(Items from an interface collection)
= = = = =

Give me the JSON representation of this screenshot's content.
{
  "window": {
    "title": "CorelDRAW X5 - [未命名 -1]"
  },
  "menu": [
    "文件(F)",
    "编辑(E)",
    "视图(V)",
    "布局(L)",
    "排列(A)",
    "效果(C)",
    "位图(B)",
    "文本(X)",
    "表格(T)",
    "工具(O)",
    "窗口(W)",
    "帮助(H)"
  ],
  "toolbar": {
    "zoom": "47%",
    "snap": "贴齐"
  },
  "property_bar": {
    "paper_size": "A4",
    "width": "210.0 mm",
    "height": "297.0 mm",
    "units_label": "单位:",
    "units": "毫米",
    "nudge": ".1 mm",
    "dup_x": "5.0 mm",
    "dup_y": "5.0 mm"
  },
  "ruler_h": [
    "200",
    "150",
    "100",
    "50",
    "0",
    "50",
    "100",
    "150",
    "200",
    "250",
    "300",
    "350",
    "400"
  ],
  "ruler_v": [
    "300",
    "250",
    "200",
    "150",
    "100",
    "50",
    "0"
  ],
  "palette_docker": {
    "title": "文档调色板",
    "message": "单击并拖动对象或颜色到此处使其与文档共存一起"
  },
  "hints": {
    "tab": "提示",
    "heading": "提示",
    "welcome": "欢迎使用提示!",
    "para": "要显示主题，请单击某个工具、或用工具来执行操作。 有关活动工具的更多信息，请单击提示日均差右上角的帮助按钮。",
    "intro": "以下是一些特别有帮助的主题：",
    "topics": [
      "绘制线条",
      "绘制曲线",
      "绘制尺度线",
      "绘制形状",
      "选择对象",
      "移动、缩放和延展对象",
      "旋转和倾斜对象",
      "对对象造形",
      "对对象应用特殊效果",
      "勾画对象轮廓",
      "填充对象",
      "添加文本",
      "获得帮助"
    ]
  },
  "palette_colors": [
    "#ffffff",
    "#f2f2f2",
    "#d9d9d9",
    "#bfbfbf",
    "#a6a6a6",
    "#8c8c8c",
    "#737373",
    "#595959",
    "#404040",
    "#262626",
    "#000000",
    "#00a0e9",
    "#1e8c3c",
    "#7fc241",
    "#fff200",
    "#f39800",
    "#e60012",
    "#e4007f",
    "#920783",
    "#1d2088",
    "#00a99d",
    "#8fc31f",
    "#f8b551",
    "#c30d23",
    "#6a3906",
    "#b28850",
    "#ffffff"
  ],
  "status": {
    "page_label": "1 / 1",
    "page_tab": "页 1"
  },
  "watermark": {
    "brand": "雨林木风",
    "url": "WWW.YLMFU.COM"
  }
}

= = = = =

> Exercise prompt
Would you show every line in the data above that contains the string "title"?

> Exercise solution
    "title": "CorelDRAW X5 - [未命名 -1]"
    "title": "文档调色板",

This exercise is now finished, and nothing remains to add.